To read more, click here.

UGANDA: Objectives of NDPIII and how they aid in implementation of the National IP Policy, 2019 by Brian Manyire and Judith Kagere

Uganda’s National Development Plan (NDP) (NDPIII) runs from 2020/2021- 2024/2025. It is based on the vision to transform Uganda from a peasant to a modern and prosperous country within 30 years. NDPIII looks at an overall vision of increasing household incomes and improving quality of life for Ugandans. It considers inclusive growth, employment and wealth creation.

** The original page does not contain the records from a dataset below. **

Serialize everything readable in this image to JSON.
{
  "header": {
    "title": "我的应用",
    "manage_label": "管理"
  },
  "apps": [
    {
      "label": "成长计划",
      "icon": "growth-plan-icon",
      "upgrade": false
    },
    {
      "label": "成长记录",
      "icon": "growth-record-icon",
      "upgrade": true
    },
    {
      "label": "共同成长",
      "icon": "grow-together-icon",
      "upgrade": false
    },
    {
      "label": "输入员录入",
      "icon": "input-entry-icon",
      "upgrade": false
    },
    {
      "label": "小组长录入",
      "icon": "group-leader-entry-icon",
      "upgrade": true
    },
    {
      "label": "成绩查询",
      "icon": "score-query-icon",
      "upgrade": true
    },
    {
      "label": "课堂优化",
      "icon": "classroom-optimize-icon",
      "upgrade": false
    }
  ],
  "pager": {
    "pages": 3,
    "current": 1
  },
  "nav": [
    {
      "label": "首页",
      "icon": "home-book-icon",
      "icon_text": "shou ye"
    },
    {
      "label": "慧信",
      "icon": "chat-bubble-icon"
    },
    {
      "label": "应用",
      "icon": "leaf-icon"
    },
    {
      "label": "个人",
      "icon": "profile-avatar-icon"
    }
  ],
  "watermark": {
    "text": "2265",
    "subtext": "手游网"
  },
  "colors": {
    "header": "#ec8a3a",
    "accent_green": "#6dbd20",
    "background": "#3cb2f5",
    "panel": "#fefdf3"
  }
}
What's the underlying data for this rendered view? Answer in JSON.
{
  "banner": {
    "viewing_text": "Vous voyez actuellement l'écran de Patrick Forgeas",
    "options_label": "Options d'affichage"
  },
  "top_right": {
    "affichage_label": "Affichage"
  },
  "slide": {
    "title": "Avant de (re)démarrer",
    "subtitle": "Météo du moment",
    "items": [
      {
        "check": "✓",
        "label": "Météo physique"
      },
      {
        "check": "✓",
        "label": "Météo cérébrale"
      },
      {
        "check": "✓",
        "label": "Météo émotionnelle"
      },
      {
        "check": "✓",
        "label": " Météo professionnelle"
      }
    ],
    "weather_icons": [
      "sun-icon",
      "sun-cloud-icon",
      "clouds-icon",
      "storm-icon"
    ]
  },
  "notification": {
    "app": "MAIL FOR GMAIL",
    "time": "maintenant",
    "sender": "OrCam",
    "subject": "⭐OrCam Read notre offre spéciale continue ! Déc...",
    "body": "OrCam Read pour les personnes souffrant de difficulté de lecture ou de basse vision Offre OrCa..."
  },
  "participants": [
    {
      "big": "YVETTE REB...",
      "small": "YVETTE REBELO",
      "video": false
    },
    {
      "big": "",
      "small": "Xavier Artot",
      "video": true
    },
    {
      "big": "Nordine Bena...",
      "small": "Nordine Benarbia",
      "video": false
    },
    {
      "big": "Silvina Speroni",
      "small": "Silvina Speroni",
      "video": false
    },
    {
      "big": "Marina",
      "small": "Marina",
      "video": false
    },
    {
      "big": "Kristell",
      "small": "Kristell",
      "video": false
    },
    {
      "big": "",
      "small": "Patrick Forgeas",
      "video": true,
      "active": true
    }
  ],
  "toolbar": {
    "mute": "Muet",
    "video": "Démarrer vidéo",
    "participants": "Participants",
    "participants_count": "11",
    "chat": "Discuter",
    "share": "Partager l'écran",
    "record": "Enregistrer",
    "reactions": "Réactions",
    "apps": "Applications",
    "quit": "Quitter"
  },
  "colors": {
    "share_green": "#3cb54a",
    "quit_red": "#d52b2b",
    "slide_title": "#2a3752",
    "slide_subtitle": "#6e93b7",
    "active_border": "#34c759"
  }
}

The vision for Uganda based on NDPIII is for a modern centered, independent, integrated, resilient, self-sustaining economy.

To read more, click here.

MAURITIUS: PART 1 – Rules issued under the Virtual Asset and Initial Token Offering Services 2021 by Gilles Athaw, Sheena Jowaheer and Sahirun Subadar

Following the coming into force of the Virtual Asset and Initial Token Offering Services Act 2021 (the VAITOS Act) on 7 February 2022, the Financial Services Commission (FSC) has, by way of a communiqué issued on 15 July 2022, announced the coming into effect of the rules issued under the VAITOS Act. The FSC has published the rules which apply to all virtual asset service providers (VASPs) that carry out business in or from Mauritius as well as all VASPs which sell relevant products / services in Mauritius. Draft of such rules were initially issued by the FSC for public consultation. The highly anticipated rules (the Rules) which have now come into effect on 01 July 2022 cover minimum capital and other financial requirements, client disclosure requirements, custody of client assets, cybersecurity, publication of advertisements, risk management and statutory returns.

To read more, click here.